• WORK INSTRUCTIONS
Read the material below and tally how many lines hold the word "name", giving the number and nothing else.

• RECORD EXTRACTS
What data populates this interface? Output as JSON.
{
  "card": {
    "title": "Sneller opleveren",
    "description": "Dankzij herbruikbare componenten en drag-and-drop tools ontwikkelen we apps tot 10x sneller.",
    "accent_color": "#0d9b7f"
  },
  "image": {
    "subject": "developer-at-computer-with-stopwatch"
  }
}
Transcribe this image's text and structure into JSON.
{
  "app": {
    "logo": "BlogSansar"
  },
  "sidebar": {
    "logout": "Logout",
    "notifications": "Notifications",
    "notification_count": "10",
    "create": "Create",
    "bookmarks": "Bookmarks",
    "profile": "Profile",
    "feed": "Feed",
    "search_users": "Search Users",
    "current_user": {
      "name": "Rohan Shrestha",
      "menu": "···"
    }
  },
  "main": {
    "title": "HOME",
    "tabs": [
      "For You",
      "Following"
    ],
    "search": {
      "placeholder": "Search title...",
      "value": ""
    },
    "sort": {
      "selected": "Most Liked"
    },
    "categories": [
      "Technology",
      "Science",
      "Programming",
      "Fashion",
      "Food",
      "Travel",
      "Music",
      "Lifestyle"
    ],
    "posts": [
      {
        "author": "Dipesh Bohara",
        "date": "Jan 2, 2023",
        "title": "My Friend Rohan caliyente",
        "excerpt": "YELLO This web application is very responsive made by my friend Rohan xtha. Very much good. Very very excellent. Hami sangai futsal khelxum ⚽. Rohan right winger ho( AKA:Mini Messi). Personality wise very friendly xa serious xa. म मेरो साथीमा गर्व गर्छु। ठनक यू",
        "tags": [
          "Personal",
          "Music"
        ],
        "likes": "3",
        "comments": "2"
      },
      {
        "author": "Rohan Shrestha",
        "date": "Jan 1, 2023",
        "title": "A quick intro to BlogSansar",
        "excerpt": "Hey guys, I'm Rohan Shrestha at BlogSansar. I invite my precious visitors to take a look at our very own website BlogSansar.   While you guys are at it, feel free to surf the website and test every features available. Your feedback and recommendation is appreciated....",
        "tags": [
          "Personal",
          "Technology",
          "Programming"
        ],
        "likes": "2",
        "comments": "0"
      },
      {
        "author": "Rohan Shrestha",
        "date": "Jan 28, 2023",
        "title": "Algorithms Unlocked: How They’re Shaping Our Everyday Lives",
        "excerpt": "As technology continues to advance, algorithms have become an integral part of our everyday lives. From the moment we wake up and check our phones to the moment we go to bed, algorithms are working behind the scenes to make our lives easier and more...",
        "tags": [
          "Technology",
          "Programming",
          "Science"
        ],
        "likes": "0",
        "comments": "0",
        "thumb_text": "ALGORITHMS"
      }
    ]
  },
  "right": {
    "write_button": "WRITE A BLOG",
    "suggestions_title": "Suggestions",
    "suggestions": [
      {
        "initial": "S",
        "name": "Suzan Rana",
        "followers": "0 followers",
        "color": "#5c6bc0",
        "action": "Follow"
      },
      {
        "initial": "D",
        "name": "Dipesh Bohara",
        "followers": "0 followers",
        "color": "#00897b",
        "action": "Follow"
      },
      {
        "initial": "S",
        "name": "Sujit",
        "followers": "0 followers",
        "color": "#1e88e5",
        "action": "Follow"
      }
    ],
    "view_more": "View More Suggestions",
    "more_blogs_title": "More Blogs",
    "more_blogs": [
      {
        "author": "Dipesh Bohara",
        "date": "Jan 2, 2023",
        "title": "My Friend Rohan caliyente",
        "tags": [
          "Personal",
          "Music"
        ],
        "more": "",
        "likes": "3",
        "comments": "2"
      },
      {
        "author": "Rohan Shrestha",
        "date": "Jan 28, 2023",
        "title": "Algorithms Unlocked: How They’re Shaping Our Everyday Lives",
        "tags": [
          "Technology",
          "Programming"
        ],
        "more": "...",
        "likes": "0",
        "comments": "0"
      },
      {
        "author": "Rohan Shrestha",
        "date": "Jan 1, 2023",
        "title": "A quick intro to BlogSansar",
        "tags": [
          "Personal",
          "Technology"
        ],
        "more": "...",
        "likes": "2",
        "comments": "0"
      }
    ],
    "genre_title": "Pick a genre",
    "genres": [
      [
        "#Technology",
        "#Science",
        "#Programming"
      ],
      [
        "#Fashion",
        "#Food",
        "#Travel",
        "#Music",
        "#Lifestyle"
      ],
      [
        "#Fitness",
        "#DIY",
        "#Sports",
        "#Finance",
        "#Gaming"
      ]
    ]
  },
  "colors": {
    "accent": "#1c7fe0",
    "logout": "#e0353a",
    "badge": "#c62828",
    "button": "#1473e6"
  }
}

• YOUR RESPONSE
4